Three crucial questions investors should ask about robotics and tech, February 2018

Working and living alongside robots sounds like something from a sci-fi script, but this could become a reality much sooner than most people think.

For instance, the International Data Corporation published a report last June which predicted that global spending on robotics will grow at a compound annual growth rate of 22.8% by 2021*.

Given that the rapid advancement of tech could have such a significant impact on the broader economy, not to mention our everyday lives, we explore three burning questions that investors may wish to ask.

Are technology stocks far too expensive to invest in now?

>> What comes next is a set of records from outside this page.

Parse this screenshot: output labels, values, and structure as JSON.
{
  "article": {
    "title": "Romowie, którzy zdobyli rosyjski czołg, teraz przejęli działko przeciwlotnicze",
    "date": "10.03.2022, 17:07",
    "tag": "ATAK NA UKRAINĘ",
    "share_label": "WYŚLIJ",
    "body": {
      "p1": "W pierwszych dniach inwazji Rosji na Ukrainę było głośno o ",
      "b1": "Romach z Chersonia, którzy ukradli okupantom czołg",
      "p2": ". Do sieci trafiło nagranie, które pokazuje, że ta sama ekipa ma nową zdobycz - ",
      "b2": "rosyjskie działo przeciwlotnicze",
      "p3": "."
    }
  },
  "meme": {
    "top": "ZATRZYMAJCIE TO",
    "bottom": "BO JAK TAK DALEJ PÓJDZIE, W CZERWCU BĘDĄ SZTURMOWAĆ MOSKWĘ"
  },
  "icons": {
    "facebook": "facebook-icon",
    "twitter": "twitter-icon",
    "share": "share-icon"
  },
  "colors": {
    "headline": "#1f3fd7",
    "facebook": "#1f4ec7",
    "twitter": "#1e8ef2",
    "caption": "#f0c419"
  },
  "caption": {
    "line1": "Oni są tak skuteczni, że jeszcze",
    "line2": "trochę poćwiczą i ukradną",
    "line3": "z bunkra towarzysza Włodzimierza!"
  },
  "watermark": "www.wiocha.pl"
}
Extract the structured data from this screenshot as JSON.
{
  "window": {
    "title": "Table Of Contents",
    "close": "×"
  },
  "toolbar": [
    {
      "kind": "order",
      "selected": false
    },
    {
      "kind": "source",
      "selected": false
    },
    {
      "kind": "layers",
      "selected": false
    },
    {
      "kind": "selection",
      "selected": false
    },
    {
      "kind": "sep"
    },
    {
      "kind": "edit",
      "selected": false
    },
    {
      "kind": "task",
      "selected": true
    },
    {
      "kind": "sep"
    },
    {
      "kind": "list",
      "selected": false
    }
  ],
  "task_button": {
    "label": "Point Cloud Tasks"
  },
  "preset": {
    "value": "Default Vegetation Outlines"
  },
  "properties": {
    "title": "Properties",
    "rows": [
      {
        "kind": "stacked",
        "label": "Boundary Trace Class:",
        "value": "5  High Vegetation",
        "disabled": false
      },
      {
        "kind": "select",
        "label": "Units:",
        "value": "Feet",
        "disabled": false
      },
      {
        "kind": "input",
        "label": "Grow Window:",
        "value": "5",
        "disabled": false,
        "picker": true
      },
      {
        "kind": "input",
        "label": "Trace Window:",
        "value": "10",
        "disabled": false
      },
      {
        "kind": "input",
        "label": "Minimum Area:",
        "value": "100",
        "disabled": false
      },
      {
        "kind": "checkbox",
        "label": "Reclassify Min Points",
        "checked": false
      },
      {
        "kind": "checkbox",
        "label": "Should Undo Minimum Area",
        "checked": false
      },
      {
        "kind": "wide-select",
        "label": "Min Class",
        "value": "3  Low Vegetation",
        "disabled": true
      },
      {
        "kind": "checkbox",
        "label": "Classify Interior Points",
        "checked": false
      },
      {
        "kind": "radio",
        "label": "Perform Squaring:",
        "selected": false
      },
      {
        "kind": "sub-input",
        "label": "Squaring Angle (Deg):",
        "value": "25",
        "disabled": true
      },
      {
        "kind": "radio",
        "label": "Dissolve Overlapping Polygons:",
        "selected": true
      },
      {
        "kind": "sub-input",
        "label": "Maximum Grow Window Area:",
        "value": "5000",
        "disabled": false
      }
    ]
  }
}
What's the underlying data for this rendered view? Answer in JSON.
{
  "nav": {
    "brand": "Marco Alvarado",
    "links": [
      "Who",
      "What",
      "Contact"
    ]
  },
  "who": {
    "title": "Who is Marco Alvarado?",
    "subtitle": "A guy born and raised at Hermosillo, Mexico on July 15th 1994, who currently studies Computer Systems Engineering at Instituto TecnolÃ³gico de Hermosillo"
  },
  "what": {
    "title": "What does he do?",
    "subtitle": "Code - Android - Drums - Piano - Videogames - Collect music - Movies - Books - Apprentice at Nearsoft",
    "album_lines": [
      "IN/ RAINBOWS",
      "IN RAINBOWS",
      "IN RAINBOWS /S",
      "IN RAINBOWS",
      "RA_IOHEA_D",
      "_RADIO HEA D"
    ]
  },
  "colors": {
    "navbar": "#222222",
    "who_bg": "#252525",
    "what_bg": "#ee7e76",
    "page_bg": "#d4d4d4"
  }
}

The dot-com boom, which occurred between 1997 and 2000, saw the price of tech shares rocket as global internet usage increased exponentially. As speculation added fuel to the fire, the valuation bubble burst in 2000 and had a detrimental impact on many investors' portfolios.

Given that US tech giants such as Facebook, Amazon, Netflix and Google (or the FANG stocks) have accounted for 42% of the US stock market's gains since 2014**, is this a phenomenon we have to worry about once more?

Not necessarily. Unlike the late 90's, today's tech valuations are based on more than just an idea. There are a number of funds that remain positive on FANG stocks, such as Rathbone Global Opportunities, as the manager believes their growth potential warrants their price tags.

For those worried about valuations in the market area though, Schroder's Guy Richardson said the European tech sector yields a wealth of opportunities.

“To date, Europe has not produced tech giants on the scale of the US; the market value of the entire European tech sector amounts to just 8% of our US cousins,” he said.

“Emerging technologies can revolutionise the way a business makes money, leaving today’s winners as tomorrow’s losers. The European tech sector should therefore not be ignored.”

Will robots take over people's jobs?

The initial fear is that, if automation puts people out of work, this will have a huge social and economic impact across the globe. While the rise in robotics may increase productivity, what will happen to lowly-skilled workers and how will our education system need to change, for example? Once an entire sector of workers lose their jobs, how will this impact consumer spending power?

Walter Price – a technology manager at Allianz – said artificial intelligence (AI) technology is only good at repetitive tasks and is far from turning the job market upside down in the near future.

“My view is that AI is only as good as the people training it and using it,” he said. “I think that it actually creates a lot of demand for people who are knowledgeable on a subject area and can use the tools that are available for analysing data, so it creates a lot of demand for consultants.

“I think one of the keys to AI is to make it easy enough to use – or to educate the workforce on how to use it to improve their productivity. So you get rid of the boring work and you instead focus on jobs which depend on human judgement beyond algorithms.

“Technology is always destroying some industries or destroying some jobs, but is also creating and improving some.”

What is next for robotics and how much further can the sector grow?

The team at AXA Investment Management – which is home to AXA Framlington Global Technology fund – said that, as robotics become cheaper, they become more accessible to small and mid-cap companies and not just large firms with deep pockets.

Not only this, it pointed out that 74% of robots are purchased across just five countries, which means there is plenty of scope for the market area to expand.

“New technologies mean the use of industrial robotics will continue to increase efficiency, precision and safety,” Tom Riley, who is a portfolio manager at AXA Investment Management, said.

“We think this is a significant growth opportunity and that we are only in the early stages of this long-term disruptive trend.”

Ruth Nash, co-manager of the JOHCM Japan and Japan Dividend Growth funds, said there is also greater scope for growth in Japan – a market area which is already dominated by robotics companies – because of the direction in which its demographics are moving.

“Whilst we in the West worry about our jobs being taken by robots, the demographic challenges of Japan mean that this is an economy which would, to some extent at least, welcome such a development,” she added.

Past performance is not a reliable guide to future returns. You may not get back the amount originally invested, and tax rules can change over time. Ryan's views are his own and do not constitute financial advice.


Published on 08/02/2018